=== Given information ===

════════

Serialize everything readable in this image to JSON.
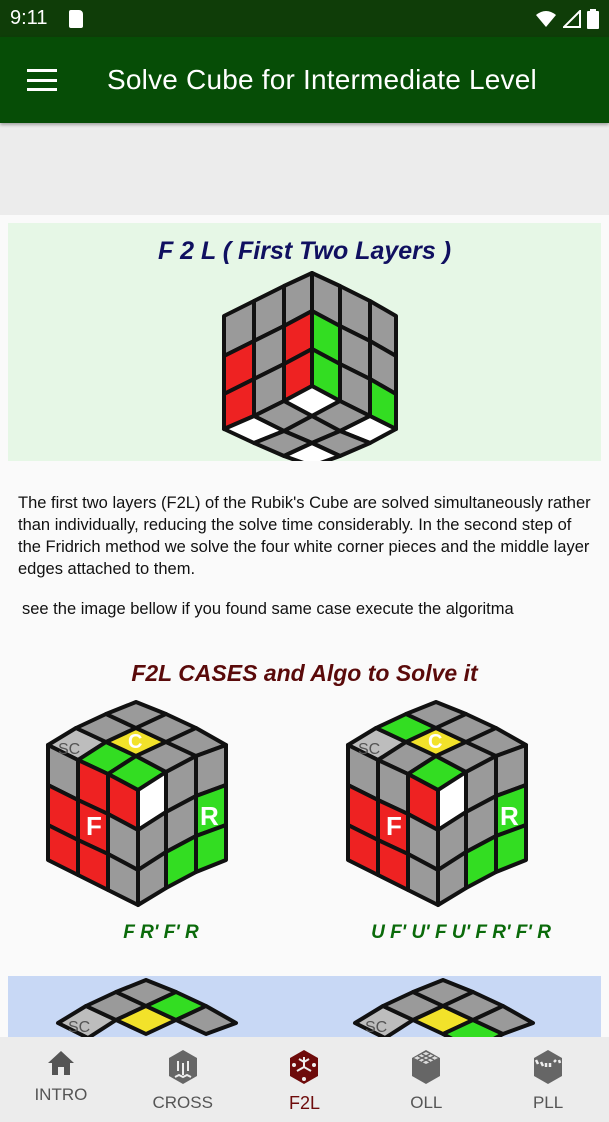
{
  "status_bar": {
    "time": "9:11",
    "icons": [
      "sd-card-icon",
      "wifi-icon",
      "signal-icon",
      "battery-icon"
    ]
  },
  "app_bar": {
    "menu_icon": "hamburger-menu-icon",
    "title": "Solve Cube for Intermediate Level"
  },
  "intro": {
    "title": "F 2 L ( First Two Layers )",
    "paragraph": "The first two layers (F2L) of the Rubik's Cube are solved simultaneously rather than individually, reducing the solve time considerably. In the second step of the Fridrich method we solve the four white corner pieces and the middle layer edges attached to them.",
    "hint": "see the image bellow if you found same case execute the algoritma"
  },
  "cases": {
    "title": "F2L CASES and Algo to Solve it",
    "items": [
      {
        "algorithm": "F R' F' R",
        "labels": {
          "sc": "SC",
          "f": "F",
          "r": "R"
        }
      },
      {
        "algorithm": "U F' U' F U' F R' F' R",
        "labels": {
          "sc": "SC",
          "f": "F",
          "r": "R"
        }
      },
      {
        "labels": {
          "sc": "SC"
        }
      },
      {
        "labels": {
          "sc": "SC"
        }
      }
    ]
  },
  "colors": {
    "status_bar": "#0f3d08",
    "app_bar": "#064d06",
    "active_tab": "#6e0b0b",
    "inactive_tab": "#555555",
    "cube_red": "#ee2222",
    "cube_green": "#33dd22",
    "cube_gray": "#9a9a9a",
    "cube_yellow": "#f2e22a"
  },
  "bottom_nav": {
    "items": [
      {
        "label": "INTRO",
        "icon": "home-icon",
        "active": false
      },
      {
        "label": "CROSS",
        "icon": "cross-cube-icon",
        "active": false
      },
      {
        "label": "F2L",
        "icon": "f2l-cube-icon",
        "active": true
      },
      {
        "label": "OLL",
        "icon": "oll-cube-icon",
        "active": false
      },
      {
        "label": "PLL",
        "icon": "pll-cube-icon",
        "active": false
      }
    ]
  }
}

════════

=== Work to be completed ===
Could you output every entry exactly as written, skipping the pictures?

=== Task solution ===
Serialize everything readable in this image to JSON.
{
  "status_bar": {
    "time": "9:11",
    "icons": [
      "sd-card-icon",
      "wifi-icon",
      "signal-icon",
      "battery-icon"
    ]
  },
  "app_bar": {
    "menu_icon": "hamburger-menu-icon",
    "title": "Solve Cube for Intermediate Level"
  },
  "intro": {
    "title": "F 2 L ( First Two Layers )",
    "paragraph": "The first two layers (F2L) of the Rubik's Cube are solved simultaneously rather than individually, reducing the solve time considerably. In the second step of the Fridrich method we solve the four white corner pieces and the middle layer edges attached to them.",
    "hint": "see the image bellow if you found same case execute the algoritma"
  },
  "cases": {
    "title": "F2L CASES and Algo to Solve it",
    "items": [
      {
        "algorithm": "F R' F' R",
        "labels": {
          "sc": "SC",
          "f": "F",
          "r": "R"
        }
      },
      {
        "algorithm": "U F' U' F U' F R' F' R",
        "labels": {
          "sc": "SC",
          "f": "F",
          "r": "R"
        }
      },
      {
        "labels": {
          "sc": "SC"
        }
      },
      {
        "labels": {
          "sc": "SC"
        }
      }
    ]
  },
  "colors": {
    "status_bar": "#0f3d08",
    "app_bar": "#064d06",
    "active_tab": "#6e0b0b",
    "inactive_tab": "#555555",
    "cube_red": "#ee2222",
    "cube_green": "#33dd22",
    "cube_gray": "#9a9a9a",
    "cube_yellow": "#f2e22a"
  },
  "bottom_nav": {
    "items": [
      {
        "label": "INTRO",
        "icon": "home-icon",
        "active": false
      },
      {
        "label": "CROSS",
        "icon": "cross-cube-icon",
        "active": false
      },
      {
        "label": "F2L",
        "icon": "f2l-cube-icon",
        "active": true
      },
      {
        "label": "OLL",
        "icon": "oll-cube-icon",
        "active": false
      },
      {
        "label": "PLL",
        "icon": "pll-cube-icon",
        "active": false
      }
    ]
  }
}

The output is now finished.